• _The task_:
Each record below must be retyped exactly, with nothing left out.

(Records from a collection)
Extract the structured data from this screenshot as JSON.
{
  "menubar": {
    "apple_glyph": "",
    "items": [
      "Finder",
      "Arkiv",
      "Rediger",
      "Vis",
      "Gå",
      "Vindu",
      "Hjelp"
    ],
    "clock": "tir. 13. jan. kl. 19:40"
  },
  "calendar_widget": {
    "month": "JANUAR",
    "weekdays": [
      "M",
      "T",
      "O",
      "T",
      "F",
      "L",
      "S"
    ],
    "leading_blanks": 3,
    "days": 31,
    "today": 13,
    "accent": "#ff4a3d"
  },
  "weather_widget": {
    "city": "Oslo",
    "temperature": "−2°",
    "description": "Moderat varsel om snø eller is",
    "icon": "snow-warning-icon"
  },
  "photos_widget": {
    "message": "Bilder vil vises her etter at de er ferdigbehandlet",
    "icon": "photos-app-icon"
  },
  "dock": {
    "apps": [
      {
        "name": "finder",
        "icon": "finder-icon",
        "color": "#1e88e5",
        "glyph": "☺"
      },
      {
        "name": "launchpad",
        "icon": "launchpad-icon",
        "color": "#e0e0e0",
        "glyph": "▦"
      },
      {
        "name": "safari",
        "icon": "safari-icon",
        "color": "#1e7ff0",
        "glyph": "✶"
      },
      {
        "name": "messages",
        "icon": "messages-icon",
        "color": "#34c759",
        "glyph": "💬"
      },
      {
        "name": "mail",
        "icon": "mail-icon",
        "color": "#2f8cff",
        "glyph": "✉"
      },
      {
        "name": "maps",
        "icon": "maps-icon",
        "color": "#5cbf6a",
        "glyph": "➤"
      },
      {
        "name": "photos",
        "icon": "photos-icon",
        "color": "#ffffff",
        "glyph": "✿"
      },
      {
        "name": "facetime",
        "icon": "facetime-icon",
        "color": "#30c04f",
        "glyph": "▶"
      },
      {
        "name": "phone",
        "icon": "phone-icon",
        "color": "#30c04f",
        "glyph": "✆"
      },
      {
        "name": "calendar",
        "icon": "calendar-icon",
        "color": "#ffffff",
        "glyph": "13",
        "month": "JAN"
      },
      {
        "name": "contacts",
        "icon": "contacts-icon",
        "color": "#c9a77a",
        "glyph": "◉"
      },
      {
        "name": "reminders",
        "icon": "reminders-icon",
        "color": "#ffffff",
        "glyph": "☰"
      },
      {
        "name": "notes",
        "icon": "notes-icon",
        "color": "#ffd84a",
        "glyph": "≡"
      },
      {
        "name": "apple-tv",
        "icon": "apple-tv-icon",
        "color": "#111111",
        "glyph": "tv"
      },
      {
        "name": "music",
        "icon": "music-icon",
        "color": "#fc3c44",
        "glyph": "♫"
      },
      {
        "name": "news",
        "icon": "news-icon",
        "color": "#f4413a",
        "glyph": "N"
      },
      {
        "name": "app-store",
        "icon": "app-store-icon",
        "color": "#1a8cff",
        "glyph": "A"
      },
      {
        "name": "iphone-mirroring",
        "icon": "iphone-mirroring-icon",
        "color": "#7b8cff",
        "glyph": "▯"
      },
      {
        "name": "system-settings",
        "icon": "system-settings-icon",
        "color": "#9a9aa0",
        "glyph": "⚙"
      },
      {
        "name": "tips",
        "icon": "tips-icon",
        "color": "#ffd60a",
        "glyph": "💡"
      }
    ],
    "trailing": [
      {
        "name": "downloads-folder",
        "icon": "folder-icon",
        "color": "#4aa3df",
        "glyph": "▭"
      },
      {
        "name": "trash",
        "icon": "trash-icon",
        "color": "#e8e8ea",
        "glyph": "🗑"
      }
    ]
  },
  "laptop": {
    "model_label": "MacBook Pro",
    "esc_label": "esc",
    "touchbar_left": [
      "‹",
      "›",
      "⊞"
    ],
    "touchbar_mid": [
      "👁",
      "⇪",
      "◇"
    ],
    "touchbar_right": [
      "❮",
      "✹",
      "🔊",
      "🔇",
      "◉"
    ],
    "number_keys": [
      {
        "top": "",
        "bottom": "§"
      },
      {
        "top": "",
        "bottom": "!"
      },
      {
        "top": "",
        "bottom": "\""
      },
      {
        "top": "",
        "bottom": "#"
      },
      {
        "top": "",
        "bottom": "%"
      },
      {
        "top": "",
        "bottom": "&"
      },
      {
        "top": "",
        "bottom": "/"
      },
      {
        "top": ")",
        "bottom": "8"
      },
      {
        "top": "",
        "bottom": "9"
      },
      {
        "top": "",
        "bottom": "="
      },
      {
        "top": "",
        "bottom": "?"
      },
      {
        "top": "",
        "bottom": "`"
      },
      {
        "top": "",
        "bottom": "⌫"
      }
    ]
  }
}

• _Task response_:
Extract the structured data from this screenshot as JSON.
{
  "menubar": {
    "apple_glyph": "",
    "items": [
      "Finder",
      "Arkiv",
      "Rediger",
      "Vis",
      "Gå",
      "Vindu",
      "Hjelp"
    ],
    "clock": "tir. 13. jan. kl. 19:40"
  },
  "calendar_widget": {
    "month": "JANUAR",
    "weekdays": [
      "M",
      "T",
      "O",
      "T",
      "F",
      "L",
      "S"
    ],
    "leading_blanks": 3,
    "days": 31,
    "today": 13,
    "accent": "#ff4a3d"
  },
  "weather_widget": {
    "city": "Oslo",
    "temperature": "−2°",
    "description": "Moderat varsel om snø eller is",
    "icon": "snow-warning-icon"
  },
  "photos_widget": {
    "message": "Bilder vil vises her etter at de er ferdigbehandlet",
    "icon": "photos-app-icon"
  },
  "dock": {
    "apps": [
      {
        "name": "finder",
        "icon": "finder-icon",
        "color": "#1e88e5",
        "glyph": "☺"
      },
      {
        "name": "launchpad",
        "icon": "launchpad-icon",
        "color": "#e0e0e0",
        "glyph": "▦"
      },
      {
        "name": "safari",
        "icon": "safari-icon",
        "color": "#1e7ff0",
        "glyph": "✶"
      },
      {
        "name": "messages",
        "icon": "messages-icon",
        "color": "#34c759",
        "glyph": "💬"
      },
      {
        "name": "mail",
        "icon": "mail-icon",
        "color": "#2f8cff",
        "glyph": "✉"
      },
      {
        "name": "maps",
        "icon": "maps-icon",
        "color": "#5cbf6a",
        "glyph": "➤"
      },
      {
        "name": "photos",
        "icon": "photos-icon",
        "color": "#ffffff",
        "glyph": "✿"
      },
      {
        "name": "facetime",
        "icon": "facetime-icon",
        "color": "#30c04f",
        "glyph": "▶"
      },
      {
        "name": "phone",
        "icon": "phone-icon",
        "color": "#30c04f",
        "glyph": "✆"
      },
      {
        "name": "calendar",
        "icon": "calendar-icon",
        "color": "#ffffff",
        "glyph": "13",
        "month": "JAN"
      },
      {
        "name": "contacts",
        "icon": "contacts-icon",
        "color": "#c9a77a",
        "glyph": "◉"
      },
      {
        "name": "reminders",
        "icon": "reminders-icon",
        "color": "#ffffff",
        "glyph": "☰"
      },
      {
        "name": "notes",
        "icon": "notes-icon",
        "color": "#ffd84a",
        "glyph": "≡"
      },
      {
        "name": "apple-tv",
        "icon": "apple-tv-icon",
        "color": "#111111",
        "glyph": "tv"
      },
      {
        "name": "music",
        "icon": "music-icon",
        "color": "#fc3c44",
        "glyph": "♫"
      },
      {
        "name": "news",
        "icon": "news-icon",
        "color": "#f4413a",
        "glyph": "N"
      },
      {
        "name": "app-store",
        "icon": "app-store-icon",
        "color": "#1a8cff",
        "glyph": "A"
      },
      {
        "name": "iphone-mirroring",
        "icon": "iphone-mirroring-icon",
        "color": "#7b8cff",
        "glyph": "▯"
      },
      {
        "name": "system-settings",
        "icon": "system-settings-icon",
        "color": "#9a9aa0",
        "glyph": "⚙"
      },
      {
        "name": "tips",
        "icon": "tips-icon",
        "color": "#ffd60a",
        "glyph": "💡"
      }
    ],
    "trailing": [
      {
        "name": "downloads-folder",
        "icon": "folder-icon",
        "color": "#4aa3df",
        "glyph": "▭"
      },
      {
        "name": "trash",
        "icon": "trash-icon",
        "color": "#e8e8ea",
        "glyph": "🗑"
      }
    ]
  },
  "laptop": {
    "model_label": "MacBook Pro",
    "esc_label": "esc",
    "touchbar_left": [
      "‹",
      "›",
      "⊞"
    ],
    "touchbar_mid": [
      "👁",
      "⇪",
      "◇"
    ],
    "touchbar_right": [
      "❮",
      "✹",
      "🔊",
      "🔇",
      "◉"
    ],
    "number_keys": [
      {
        "top": "",
        "bottom": "§"
      },
      {
        "top": "",
        "bottom": "!"
      },
      {
        "top": "",
        "bottom": "\""
      },
      {
        "top": "",
        "bottom": "#"
      },
      {
        "top": "",
        "bottom": "%"
      },
      {
        "top": "",
        "bottom": "&"
      },
      {
        "top": "",
        "bottom": "/"
      },
      {
        "top": ")",
        "bottom": "8"
      },
      {
        "top": "",
        "bottom": "9"
      },
      {
        "top": "",
        "bottom": "="
      },
      {
        "top": "",
        "bottom": "?"
      },
      {
        "top": "",
        "bottom": "`"
      },
      {
        "top": "",
        "bottom": "⌫"
      }
    ]
  }
}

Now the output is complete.